Meet Teachers and Staff
Visit the school before classes start.
Call the school to arrange a time for you and your child to meet his new teacher. Take your child on a tour of the school so he knows how to find his classrooms, his locker, and the cafeteria.
Talk with the teacher.
Find out whether the teacher prefers to communicate by phone, e-mail, or written notes. Let the teacher know about things in your child’s life that may affect her performance, such as health problems, a recent move, or family changes. You might also mention your child’s hobbies or special interests.
Learn about school resources.
Find out which professionals the school has on staff and what services they provide.
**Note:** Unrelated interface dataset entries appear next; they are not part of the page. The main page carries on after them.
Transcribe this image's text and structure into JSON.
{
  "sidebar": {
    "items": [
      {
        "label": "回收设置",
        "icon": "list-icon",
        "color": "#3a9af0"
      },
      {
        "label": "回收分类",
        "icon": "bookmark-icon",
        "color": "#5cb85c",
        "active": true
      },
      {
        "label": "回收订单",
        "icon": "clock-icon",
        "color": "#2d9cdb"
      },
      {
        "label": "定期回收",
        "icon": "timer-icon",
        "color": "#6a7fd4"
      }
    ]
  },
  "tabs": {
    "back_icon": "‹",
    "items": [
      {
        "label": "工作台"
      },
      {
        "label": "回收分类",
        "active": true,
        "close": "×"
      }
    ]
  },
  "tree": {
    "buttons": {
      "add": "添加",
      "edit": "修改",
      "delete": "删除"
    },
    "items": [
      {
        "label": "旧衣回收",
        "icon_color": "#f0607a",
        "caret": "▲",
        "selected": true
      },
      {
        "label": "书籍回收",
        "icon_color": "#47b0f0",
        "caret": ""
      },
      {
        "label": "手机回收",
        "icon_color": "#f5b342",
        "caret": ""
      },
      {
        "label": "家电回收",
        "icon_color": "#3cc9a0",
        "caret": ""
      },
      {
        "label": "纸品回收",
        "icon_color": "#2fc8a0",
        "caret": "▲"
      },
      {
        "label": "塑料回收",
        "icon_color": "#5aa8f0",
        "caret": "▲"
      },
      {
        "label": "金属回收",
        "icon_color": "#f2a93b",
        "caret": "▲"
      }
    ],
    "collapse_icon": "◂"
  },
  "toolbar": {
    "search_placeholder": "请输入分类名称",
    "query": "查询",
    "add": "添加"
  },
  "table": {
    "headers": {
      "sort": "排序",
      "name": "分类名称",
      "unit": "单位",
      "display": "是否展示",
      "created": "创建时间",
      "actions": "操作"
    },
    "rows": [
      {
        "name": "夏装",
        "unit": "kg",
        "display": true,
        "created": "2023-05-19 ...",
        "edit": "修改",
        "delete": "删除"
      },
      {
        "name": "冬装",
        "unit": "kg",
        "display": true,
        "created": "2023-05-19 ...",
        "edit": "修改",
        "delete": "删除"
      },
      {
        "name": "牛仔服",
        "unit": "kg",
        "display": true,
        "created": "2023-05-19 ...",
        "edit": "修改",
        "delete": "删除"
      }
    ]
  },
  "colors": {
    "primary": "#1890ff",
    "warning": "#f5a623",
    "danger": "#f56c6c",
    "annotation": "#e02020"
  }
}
Ask about the best way to get in touch with the principal, school counselor, or other staff members you may need to contact.
Make contact with the parent group.
The PTO or PTA will have lots of information about the school, including nuances and tips that aren’t written down anywhere else.
Review the Routine
Discuss safe travel routes.
Make sure your child knows how to get to and from school safely. If your child walks or rides a bike to school, review the route with her until you’re sure she knows it. If she rides a bus, remind her where the bus stops and where to get on the bus after school. No matter how your child gets to school, remind her of safety issues she is likely to face, such as how to cross the street.
Go over after-school plans.
Remind your child where he will go after school, whether it’s home, to an extracurricular activity, or to an after-school program.
Adults accept that doing household chores are a part of life, but did you know that children can learn valuable lessons from doing them, too?
Chores teach children to work as a team. When you get the job done faster as a group then there’s more time for family fun. They may not realize it, but when your kids contribute by unloading the dishwasher or gathering the recycling, they feel like a valuable part of the family.
Assign chores that you know your kids can manage. For example, matching up dad’s work socks becomes a color-sorting game for elementary-age kids. The benefits reach school, too.
Teachers recognize and respect students for pitching in to accomplish projects in their classroom. Chores also help your kids develop a strong work ethic that will serve them well as young adults when they’re securing their first job.
They may grumble now but in the long run participating in routine chores will help mold your children into mature and functioning adults.
From sun up to sun down, fill your child’s day with predictable routines. As a parent, you see the value of routines. When the day is organized and predictable, your child thrives – and so do you. Ever wonder why? Here are a few basic reasons …